Who we are

Koha Apparel was founded in 2019, and it was the result of observing the streets while I walked from home to mahi, witnessing those who were homeless and those experiencing living-in poverty. I knew of Everybody Eats and wanted to provide the same service but with clothing, so I reached out to Nick Loosley (the founder), and two months later, Koha Apparel became a constant fixture at St Kevin's Arcade alongside Everybody Eats, feeding and clothing central Tāmaki’s most vulnerable. 

I believe that just because someone has nothing does not mean they should accept anything. Koha Apparel was founded to give people the right to choose from quality, premium clothing without barriers. For me, the last five years have been of considerable momentum, built on those earlier foundations. Last year, we met our objective of increasing our community presence by operating twenty-one pop-ups and creating cooperative partnerships with not-for-profit organisations to clothe those beyond our networks.

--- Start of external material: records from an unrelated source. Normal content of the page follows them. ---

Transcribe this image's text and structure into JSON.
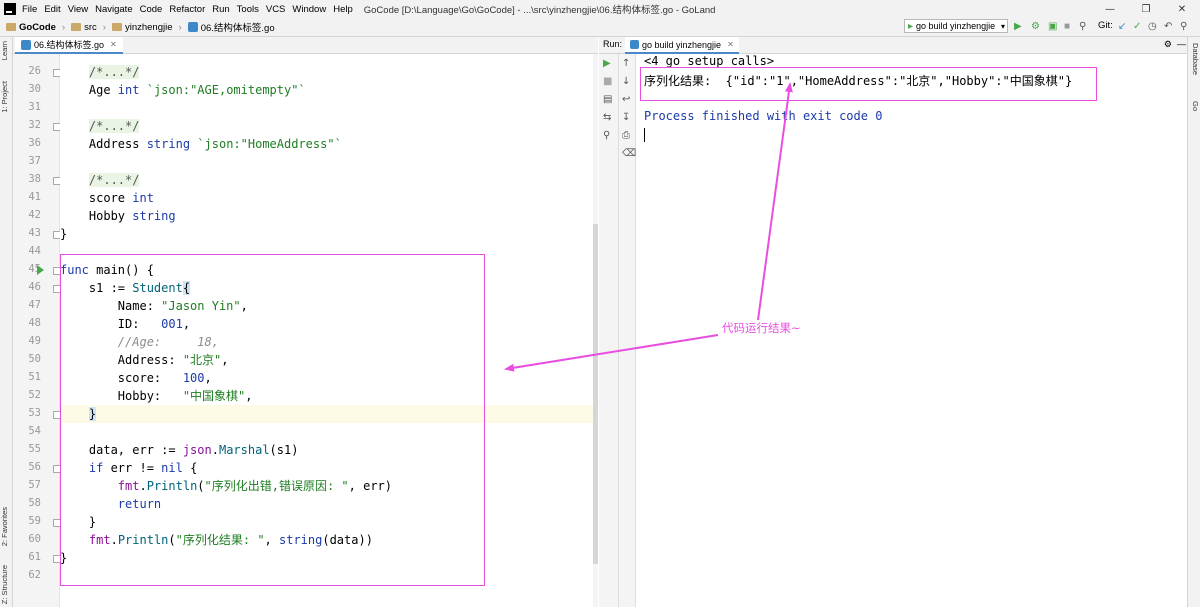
{
  "menubar": {
    "items": [
      "File",
      "Edit",
      "View",
      "Navigate",
      "Code",
      "Refactor",
      "Run",
      "Tools",
      "VCS",
      "Window",
      "Help"
    ],
    "window_title": "GoCode [D:\\Language\\Go\\GoCode] - ...\\src\\yinzhengjie\\06.结构体标签.go - GoLand"
  },
  "navbar": {
    "crumbs": [
      "GoCode",
      "src",
      "yinzhengjie",
      "06.结构体标签.go"
    ],
    "run_config": "go build yinzhengjie",
    "git_label": "Git:"
  },
  "editor": {
    "tab_label": "06.结构体标签.go",
    "line_numbers": [
      "26",
      "30",
      "31",
      "32",
      "36",
      "37",
      "38",
      "41",
      "42",
      "43",
      "44",
      "45",
      "46",
      "47",
      "48",
      "49",
      "50",
      "51",
      "52",
      "53",
      "54",
      "55",
      "56",
      "57",
      "58",
      "59",
      "60",
      "61",
      "62"
    ],
    "lines": [
      [
        {
          "t": "    "
        },
        {
          "t": "/*...*/",
          "c": "fold-cmt"
        }
      ],
      [
        {
          "t": "    Age "
        },
        {
          "t": "int",
          "c": "kw"
        },
        {
          "t": " "
        },
        {
          "t": "`json:\"AGE,omitempty\"`",
          "c": "str"
        }
      ],
      [
        {
          "t": ""
        }
      ],
      [
        {
          "t": "    "
        },
        {
          "t": "/*...*/",
          "c": "fold-cmt"
        }
      ],
      [
        {
          "t": "    Address "
        },
        {
          "t": "string",
          "c": "kw"
        },
        {
          "t": " "
        },
        {
          "t": "`json:\"HomeAddress\"`",
          "c": "str"
        }
      ],
      [
        {
          "t": ""
        }
      ],
      [
        {
          "t": "    "
        },
        {
          "t": "/*...*/",
          "c": "fold-cmt"
        }
      ],
      [
        {
          "t": "    score "
        },
        {
          "t": "int",
          "c": "kw"
        }
      ],
      [
        {
          "t": "    Hobby "
        },
        {
          "t": "string",
          "c": "kw"
        }
      ],
      [
        {
          "t": "}"
        }
      ],
      [
        {
          "t": ""
        }
      ],
      [
        {
          "t": "func",
          "c": "kw"
        },
        {
          "t": " main() {"
        }
      ],
      [
        {
          "t": "    s1 := "
        },
        {
          "t": "Student",
          "c": "fn"
        },
        {
          "t": "{",
          "c": "brace-hl"
        }
      ],
      [
        {
          "t": "        Name: "
        },
        {
          "t": "\"Jason Yin\"",
          "c": "str"
        },
        {
          "t": ","
        }
      ],
      [
        {
          "t": "        ID:   "
        },
        {
          "t": "001",
          "c": "num"
        },
        {
          "t": ","
        }
      ],
      [
        {
          "t": "        "
        },
        {
          "t": "//Age:     18,",
          "c": "cmt"
        }
      ],
      [
        {
          "t": "        Address: "
        },
        {
          "t": "\"北京\"",
          "c": "str"
        },
        {
          "t": ","
        }
      ],
      [
        {
          "t": "        score:   "
        },
        {
          "t": "100",
          "c": "num"
        },
        {
          "t": ","
        }
      ],
      [
        {
          "t": "        Hobby:   "
        },
        {
          "t": "\"中国象棋\"",
          "c": "str"
        },
        {
          "t": ","
        }
      ],
      [
        {
          "t": "    "
        },
        {
          "t": "}",
          "c": "brace-hl"
        }
      ],
      [
        {
          "t": ""
        }
      ],
      [
        {
          "t": "    data, err := "
        },
        {
          "t": "json",
          "c": "pkg"
        },
        {
          "t": "."
        },
        {
          "t": "Marshal",
          "c": "fn"
        },
        {
          "t": "(s1)"
        }
      ],
      [
        {
          "t": "    "
        },
        {
          "t": "if",
          "c": "kw"
        },
        {
          "t": " err != "
        },
        {
          "t": "nil",
          "c": "kw"
        },
        {
          "t": " {"
        }
      ],
      [
        {
          "t": "        "
        },
        {
          "t": "fmt",
          "c": "pkg"
        },
        {
          "t": "."
        },
        {
          "t": "Println",
          "c": "fn"
        },
        {
          "t": "("
        },
        {
          "t": "\"序列化出错,错误原因: \"",
          "c": "str"
        },
        {
          "t": ", err)"
        }
      ],
      [
        {
          "t": "        "
        },
        {
          "t": "return",
          "c": "kw"
        }
      ],
      [
        {
          "t": "    }"
        }
      ],
      [
        {
          "t": "    "
        },
        {
          "t": "fmt",
          "c": "pkg"
        },
        {
          "t": "."
        },
        {
          "t": "Println",
          "c": "fn"
        },
        {
          "t": "("
        },
        {
          "t": "\"序列化结果: \"",
          "c": "str"
        },
        {
          "t": ", "
        },
        {
          "t": "string",
          "c": "kw"
        },
        {
          "t": "(data))"
        }
      ],
      [
        {
          "t": "}"
        }
      ],
      [
        {
          "t": ""
        }
      ]
    ]
  },
  "run_panel": {
    "label": "Run:",
    "tab_label": "go build yinzhengjie",
    "console": {
      "setup_calls": "<4 go setup calls>",
      "result": "序列化结果:  {\"id\":\"1\",\"HomeAddress\":\"北京\",\"Hobby\":\"中国象棋\"}",
      "finished": "Process finished with exit code 0"
    }
  },
  "side_strips": {
    "left": [
      "Learn",
      "1: Project",
      "2: Favorites",
      "Z: Structure"
    ],
    "right": [
      "Database",
      "Go"
    ]
  },
  "annotation": {
    "text": "代码运行结果~",
    "color": "#e94ee0"
  }
}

In the last couple of years, working with my friend Trace, we have prioritised our environmental responsibility beyond our social impact, championing circularity and transparency. Our impact reporting was a big part of this. Trace works in circularity and sustainability, and it made so much sense we could combine our passions and progress Common (previously Koha Apparel) in new ways. We also introduced quarterly carbon impact reporting as members of the UsedFULLY Textile Reuse Programme. Our role within the charity services space was also a service to Mother Earth. 

There is more than enough to go around in the world, and my mission from the outset was to recirculate it from those who have excess. Once you see the need, it is hard to ignore it. I have been fortunate enough to witness the impact clothing has had on many people's lives—confidence, dignity and, more than that, hope. How we dress becomes a part of our identity. It is how we present to the world. The power of clothing should never be underestimated, and I believe everyone should have the right to clothing, to not be disadvantaged in situations where how we look impacts how others react and interact with us and the opportunities or how appearance can make people invisible in society. Every person is worthy.

— Charli Cox, Founder

  • Charli Cox

    Charli’s current and previous roles provide unique perspectives on outsourced and insourced community services and sustainability. Currently working at Lifewise within the Youth Housing Team, Charli brings a wealth of knowledge, experience and social system change. Her role invovlves establishing relationships with organisations, forging new ways of working towards better outcomes for those aged 16 to 24. Previously, Charli worked for icebreaker for six years in quality and compliance roles and three within the production team, contributing to her commercial understanding and the broader context of sustainability and the challenges faced by fashion brands. Her very hands-on approach is guided by a passion to demonstrate how care and purpose can create opportunities towards enhancing human, societal and environmental progress.

  • Tracey Creed

    Tracey is the marketing and communications manager at Ecoware, a compostable packaging company. With an intent focus on environmental responsibility and sustainability, her experience includes nine years working with various brands, building knowledge around materials and circularity with a deep interest in reframing value and addressing the issues of overconsumption and waste. A writer and photographer, she combines creative and communication ability with research in scanning the market and legislative environments to create unique brand positioning opportunities for her clients. Her varied responsibilities include brand communications, climate and impact reporting. Utilising her skillset and interests, she is also the co-founder of online publication Lagom which explores issues at the interconnectivity of health, climate and waste.